Seven percent of the world's population has some form of ADHD. ADHD is the acronym for Attention Deficit Hyperactivity Disorder. There is no complete set of criteria as ADHD manifests itself differently with each individual but there are commonalities. Most ADHDer's are easily distracted, unorganized, and seekers of fun. Traditionally they don't perform well in school because they dislike mundane tasks and sitting still for long periods of time and schools are not set up for the ADHD learning style.
Most ADHD individuals are highly creative, impulsive, intelligent, thrill seekers. Yet many suffer low self esteem and a lack of motivation and follow through. If you have ADHD, or are a parent of children with ADHD or a teacher, Movers Dreamers and Risk-Takers will be beneficial to you.
Roberts grew up in a ADHD family. He grew up to become a teacher, a comedian and an ADHD coach with a degree in ADHD studies. He wrote this book based on his experiences with teens. It is a funny personal look at his life as well as tips and ideas on how to respond, react and get results from your under achieving child. This is a positive, powerful approach to (quoting the title) Unlocking the Power of ADHD.
Several parts of the book resonated with me, as my kids and I all have ADHD. Obviously, it runs in the family. Once I started reading Movers Dreamers and Risk-Takers, I couldn't stop as I was so inspired and my brain was going crazy with joy that someone in the world understands what my kids and I go through on a daily basis. So much of my day is spent avoiding negative criticism (from certain people) that it is refreshing to read a positive approach at looking at ADHD.
Here are two of my favorite quotes and words to live by from the book.
"Play, excitement, and humor energize us, making us more powered-up to then tackle work that needs to be done. Lack of these things, on the other hand, drains us. Pg. 115
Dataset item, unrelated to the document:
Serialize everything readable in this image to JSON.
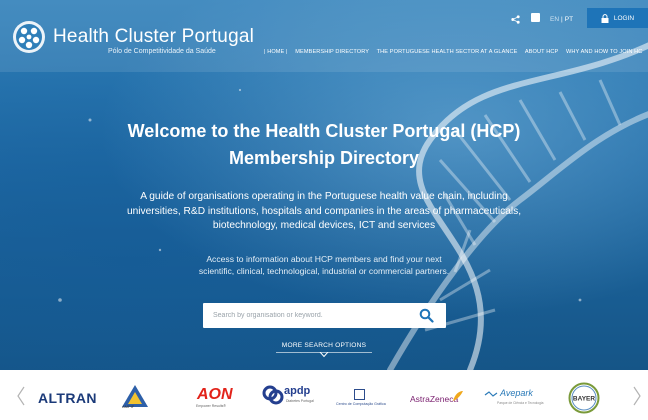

"We have to be careful that we don't put creative people into the straight-jackets of conformity. We live in a world that, in many ways, teeters on the brink of disaster. The creativity so common among ADHDers is something the planet desperately needs." Pg. 119